  • Hinge at the hips to lower your torso forward while extending the free leg behind you for balance.
  • Reach your hands toward the ground, keeping your back straight.
  • Return to the starting position, engaging your glutes and hamstrings.
  • Repeat on each side.

3. Step-Ups

Purpose: Step-ups mimic uphill running, strengthening quads, glutes, and calves while improving hip and knee mobility.

How to Do Step-Ups

  • Stand in front of a bench or step.
  • Place one foot on the step, press through your heel, and lift your body up until the leg on the step is straight.
  • Lower back down with control and repeat.
  • Perform the same number of reps on each leg.

4. Calf Raises on a Step

Purpose: Calf raises on a step strengthen calf muscles and enhances ankle mobility, which is crucial for uphill segments and uneven paths.

How to Do Calf Raises on a Step

  • Stand on a step with your heels hanging off the edge.
  • Push through the balls of your feet to raise your body upward, elevating your heels as high as possible.
  • Slowly lower your heels below the step level for a deep stretch.
  • Repeat the movement.

5. Side Leg Raises

Purpose: Side leg raises strengthen hip abductors, improving lateral stability on uneven terrain.

How to Do Side Leg Raises

  • Lie on your side with your legs stacked and your body in a straight line.
  • Prop your head up with your hand or rest it on your arm.
  • Lift the top leg toward the ceiling in a scissor motion while keeping it straight, then lower it back down with control.
  • Perform the exercise on both sides.

Incorporating these exercises into your running routine will prepare you for the ups and downs of a hilly course. They’ll also enhance your overall running mechanics, making you stronger and decreasing your chances of injury.

How to Integrate Mobility into Your Half Marathon Training

Adding mobility exercises to your routine isn’t just about ticking a box—it’s about finding when and where they fit best. Integrating these exercises can pay off for those prepping for the Philadelphia Half Marathon. Research suggests that regular mobility work can boost your running economy, making you feel stronger and last longer during your run.

As you try to add new mobility exercises to your half-marathon training, follow the tips below to set yourself up for success:

  • Make It a Habit: Aim to mix mobility exercises into your routine around three times a week. To keep things balanced, pay attention to all the essential muscle groups.
  • Warm-Up Wisely: Kick off your runs, especially the ones with lots of hills, with some dynamic stretching.

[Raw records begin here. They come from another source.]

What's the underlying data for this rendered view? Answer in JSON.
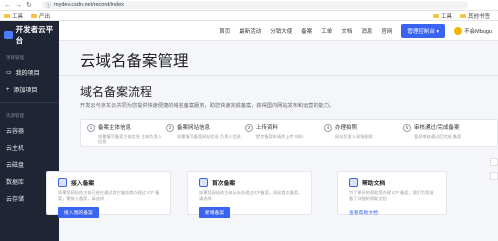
{
  "browser": {
    "back": "←",
    "forward": "→",
    "reload": "↻",
    "url": "mydev.csdn.net/record/index",
    "lock": "ⓘ"
  },
  "bookmarks": [
    {
      "label": "工具"
    },
    {
      "label": "产出"
    }
  ],
  "bookmarks_right": [
    {
      "label": "工具"
    },
    {
      "label": "其他书签"
    }
  ],
  "sidebar": {
    "brand": "开发者云平台",
    "groups": [
      {
        "label": "项目管理"
      },
      {
        "label": "资源管理"
      }
    ],
    "items_top": [
      {
        "label": "我的项目"
      },
      {
        "label": "添加项目"
      }
    ],
    "items_bottom": [
      {
        "label": "云容器"
      },
      {
        "label": "云主机"
      },
      {
        "label": "云磁盘"
      },
      {
        "label": "数据库"
      },
      {
        "label": "云存储"
      }
    ]
  },
  "topnav": {
    "items": [
      "首页",
      "最新活动",
      "分销大使",
      "备案",
      "工单",
      "文档",
      "消息",
      "官网"
    ],
    "console": "管理控制台",
    "user": "不会Mbugu"
  },
  "page": {
    "title": "云域名备案管理",
    "section": "域名备案流程",
    "desc": "开发云与京东云共同为您提供快速便捷的域名备案服务，助您快速完成备案，获得国内网站发布和运营的能力。"
  },
  "steps": [
    {
      "num": "1",
      "title": "备案主体信息",
      "sub": "如需填写备案主体信息\n主体负责人信息"
    },
    {
      "num": "2",
      "title": "备案网站信息",
      "sub": "如需填写备案网站信息\n负责人信息"
    },
    {
      "num": "3",
      "title": "上传资料",
      "sub": "提交备案申请并上传\n材料"
    },
    {
      "num": "4",
      "title": "办理拍照",
      "sub": "网站负责人现场拍照"
    },
    {
      "num": "5",
      "title": "审核通过/完成备案",
      "sub": "管局审核通过后完成\n备案"
    }
  ],
  "cards": {
    "first": {
      "title": "接入备案",
      "text": "如果您网站的主体已经在通过其它服务商办理过 ICP 备案，需接入备案，请选择",
      "button": "接入我的备案"
    },
    "second": {
      "title": "首次备案",
      "text": "如果您网站的主体从未办理过ICP备案，网站首次备案，请选择",
      "button": "新增备案"
    },
    "help": {
      "title": "帮助文档",
      "text": "为了更好的帮助您办理 ICP 备案，我们为您准备了详细的帮助文档",
      "link": "查看帮助文档"
    }
  },
  "colors": {
    "sidebar_bg": "#1f2535",
    "accent": "#3a63f0",
    "page_bg": "#f4f6f9"
  }
}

This type of stretching gets you prepped for the ups and downs and the mixed bag of surfaces you’ll face in Philly, from smooth roads to those tricky cobblestones.
  • Wind Down Correctly: Don’t just stop cold after your run. Instead, ease out of it with some targeted mobility work. It’s a great way to help your muscles recover and stay limber, setting you up nicely for your next workout.

Train for the Philidelphia Half Marathon at City Fitness

Now that you know how to integrate mobility exercises for runners into your marathon training routine, it’s time to get training. At City Fitness, our expert trainers can help improve your mobility through dynamic stretching, specifically targeting the hips, ankles, and thoracic spine. In addition to assisting with dynamic stretching, we have personal trainers who know all about running and how to support you in reaching your running goals.

Review our many locations in Philadelphia to find a gym in your neighborhood. If you’d like to give one of our gyms a try before signing up for a plan, please enjoy our free trial!